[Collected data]
*** Begin section ***
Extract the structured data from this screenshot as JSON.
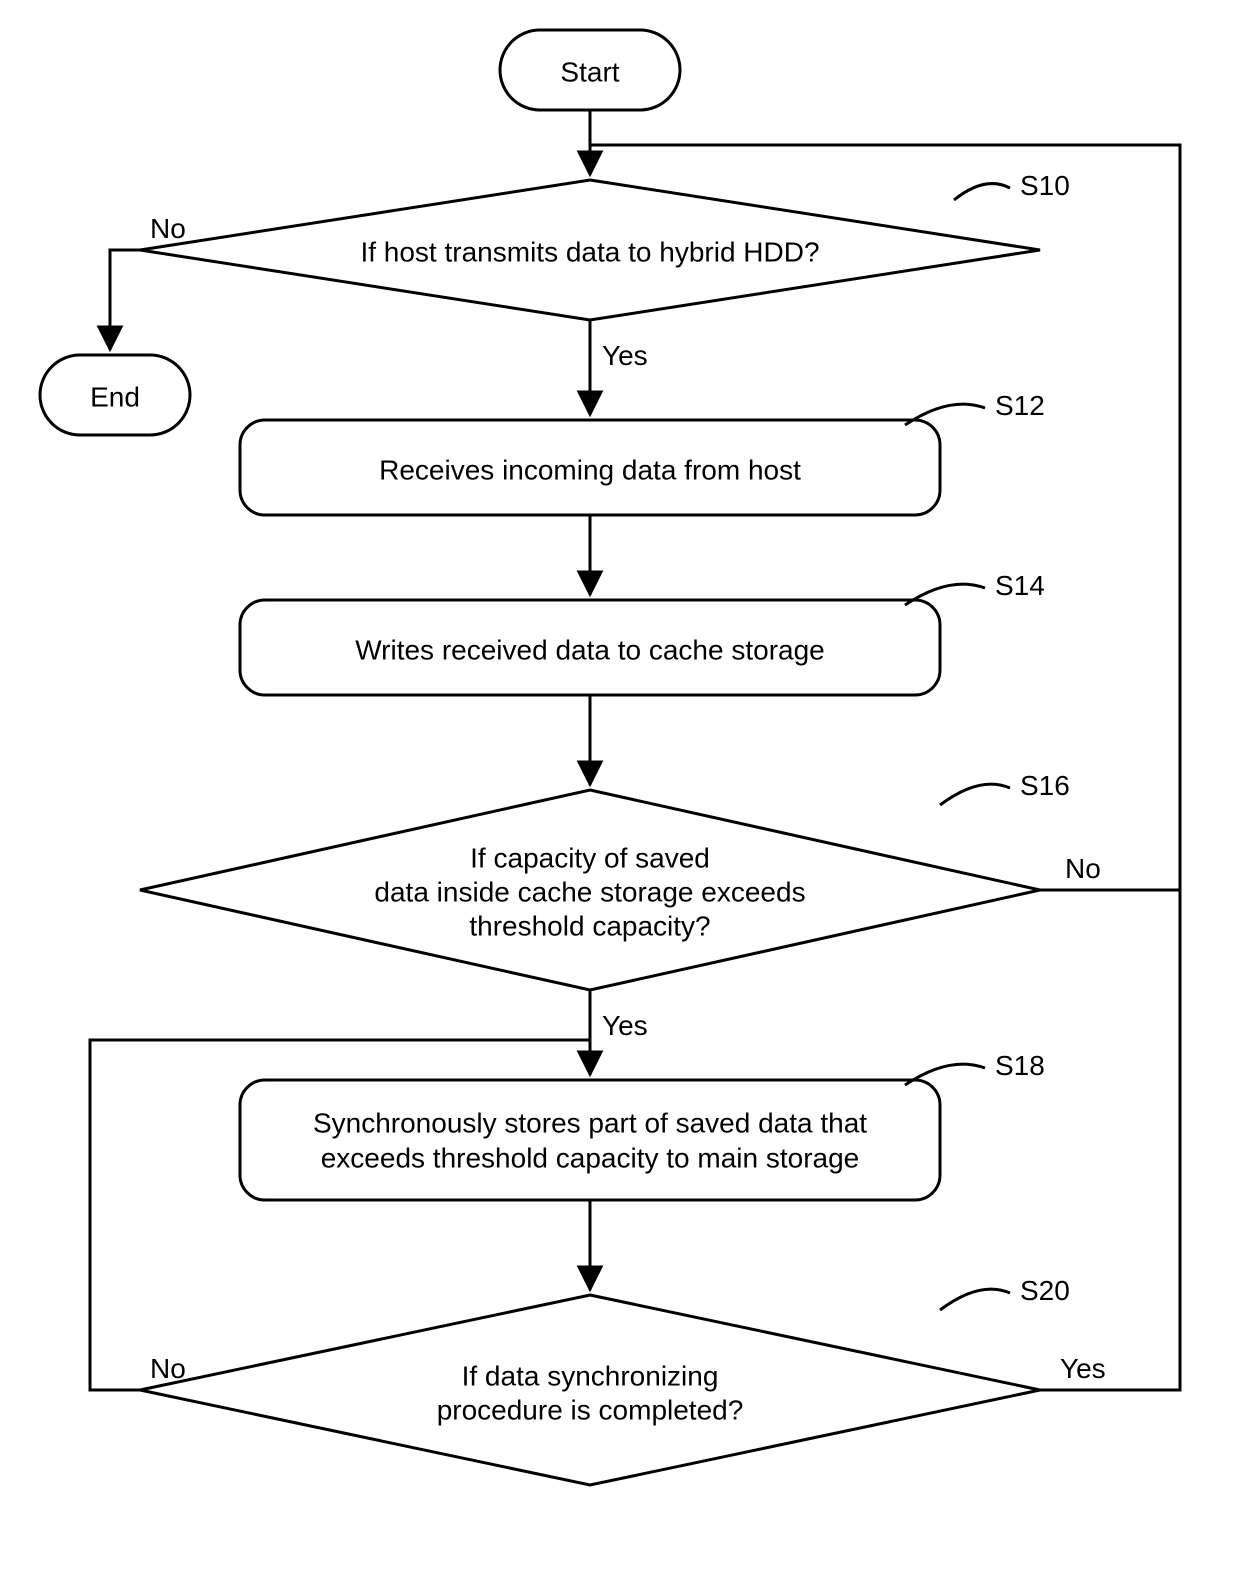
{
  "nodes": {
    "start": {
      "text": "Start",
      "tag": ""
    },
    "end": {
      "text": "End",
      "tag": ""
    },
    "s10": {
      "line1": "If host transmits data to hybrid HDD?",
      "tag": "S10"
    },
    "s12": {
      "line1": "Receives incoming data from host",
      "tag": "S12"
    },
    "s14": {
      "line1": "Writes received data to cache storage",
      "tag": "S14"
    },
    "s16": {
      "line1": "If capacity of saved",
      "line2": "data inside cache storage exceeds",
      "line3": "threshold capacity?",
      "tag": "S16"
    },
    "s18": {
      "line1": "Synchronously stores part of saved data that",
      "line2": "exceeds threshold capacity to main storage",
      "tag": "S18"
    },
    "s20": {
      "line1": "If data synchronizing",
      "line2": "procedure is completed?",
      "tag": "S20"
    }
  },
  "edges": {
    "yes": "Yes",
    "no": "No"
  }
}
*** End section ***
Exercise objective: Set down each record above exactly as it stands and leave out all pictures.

Output below:
Extract the structured data from this screenshot as JSON.
{
  "nodes": {
    "start": {
      "text": "Start",
      "tag": ""
    },
    "end": {
      "text": "End",
      "tag": ""
    },
    "s10": {
      "line1": "If host transmits data to hybrid HDD?",
      "tag": "S10"
    },
    "s12": {
      "line1": "Receives incoming data from host",
      "tag": "S12"
    },
    "s14": {
      "line1": "Writes received data to cache storage",
      "tag": "S14"
    },
    "s16": {
      "line1": "If capacity of saved",
      "line2": "data inside cache storage exceeds",
      "line3": "threshold capacity?",
      "tag": "S16"
    },
    "s18": {
      "line1": "Synchronously stores part of saved data that",
      "line2": "exceeds threshold capacity to main storage",
      "tag": "S18"
    },
    "s20": {
      "line1": "If data synchronizing",
      "line2": "procedure is completed?",
      "tag": "S20"
    }
  },
  "edges": {
    "yes": "Yes",
    "no": "No"
  }
}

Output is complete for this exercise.